About Your Jones Act Maritime Injury
So you or someone close to you has been injured while working offshore or on America's inland waterways. You need information. You don't want to make mistakes. Your search for
Jones Act Injury Information
has brought you here. By now you have read everything every ;maritime injury lawyer with a website puts out concerning just how bad they want to help you recover what's rightfully yours. Still you're confused-you want straight talk-you want to make the right decision.
Well let me tell you a little of what I know. I am an oilfield worker,not a offshore accident lawyer and I have seen more than my share of accidents. I have seen the Safety/HSE guys act all concerned for an injured employee in his presence,only to turn around and bad mouth him behind his back.
I have seen employers and insurance companies try to put the screws to each other trying to determine who was going to pay, their final objective has always been to get out from under further responsibility for the injured as quickly and as cheaply as possible. What's in the "best interest" of the injured has never been an insurance companies or employers concern.
"Your the bad guy in all of this". "You cost us next months safety award". "You cost people their bonuses"... and they are not happy. Still they smile, express their concerns and how they are going to have you up and around in no time,while they wait to get you to sign off on any future claims....then your gone.
You don't want to anger your employer. You feel bad about the accident and what it's cost everyone involved, including yourself and your family.
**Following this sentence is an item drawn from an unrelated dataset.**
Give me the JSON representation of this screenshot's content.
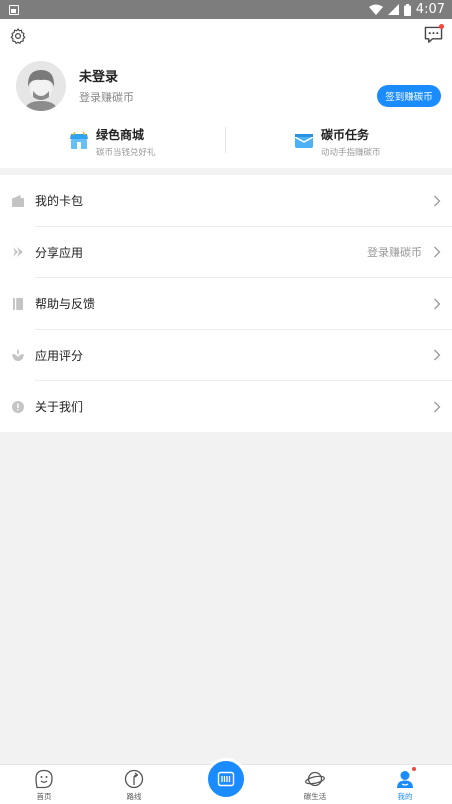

But, in the back of your head there's that little voice and it's whispering that "they are out to put the screws to you!" That "little voice" should be screaming instead of whispering & you need to listen,as that is usually what's about; to happen.
Beginning Your Jones Act Injury Case
The first thing you will need to do is retain an experienced maritime injury attorney to look after your interests.This is a painless process that usually just requires a brief phone call and costs you nothing. During a phone consultation the Jones Act lawyer will discuss the circumstances of your injury and advises you as to weather you have a pursuable claim . If you have a valid claim I am sure he will ask you to sign your claim over to him.
Sounds easy enough right? Well, consider this. Many of maritime injury attorneys that you see on television, in print and on the internet are not even practicing Jones Act Injury Law. I am not kidding you! Although these guys are in fact attorneys, they have never tried a Jones Act case! What they do is search for an injured worker like yourself, using expensive advertising campaigns,then get you to sign a contract with them and they,in turn sell your contract to practicing maritime injury lawyers for 15% of YOUR settlement . So if you have a $100,000 settlement coming,which is small in Jones Act cases, then this lawyer that did nothing but find you, just took $15,000 dollars out of your pocket!
You have to understand that if you retain the Jones Act Lawyer that is actually going to pursue your claim instead of some PR guy, then you have room to negotiate the fee and save yourself that $15,000 or more.Sometimes much more!
Needless to say this one very important question you need to ask any Maritime Injury lawyer before considering signing your case over to them.In the end what you need is a lawyer that is experienced in trials, competent, hungry and hopped up on the legal equivalent of Red Bull & Testosterone!
There are many more questions to ask before making your decision.I will post those questions here with links to more detailed explanations.
Without a doubt, the most important element of any Jones Act case is the measure of future wage loss. Obviously, seamen who have been on the job for a long period of time can earn a very good living. If an injury physically prohibits the worker from returning to work on a vessel, the difference between the earnings of the worker before the injury and after the injury are determined and then multiplied by the worker's expected work life.
For example, if a seaman that was making $80,000 a year is injured and can only return to work to a job making $10,000 a year, the worker has a $70,000 a year wage loss. If the worker is twenty-five years old, his work life may be 35 years, and the future wage loss is a very significant amount.
Federal law provides that any award for future wages must be reduced to present value and reduced further for the taxes the seaman would have to pay on his wages. That means an economist must calculate what sum of money paid today would deliver a stream of payments into the future equal to the amount the worker could have earned if he stayed on the job.
Tricks Jones Act Employers and Insurance Companies Try
- Try to get you to give a "recorded statement" either immediately after you are hurt, or while you are still in pain
- Tell you that if you don't give a recorded statement, you won't get any medical treatment
- Require you to go to company doctors for your medical care
- Require you to come back to work before you are ready, and if you don't, claim that they have to "let you go" or "find someone else" for the job
- Try to blackball you with other employers in your industry
- Sue you for not coming back to work!
- Tell you not to get your own lawyer, then offer you some totally unreasonable settlement
- These tricks are common. Don't be duped by them!
Talk to a Maritime Injury Lawyer!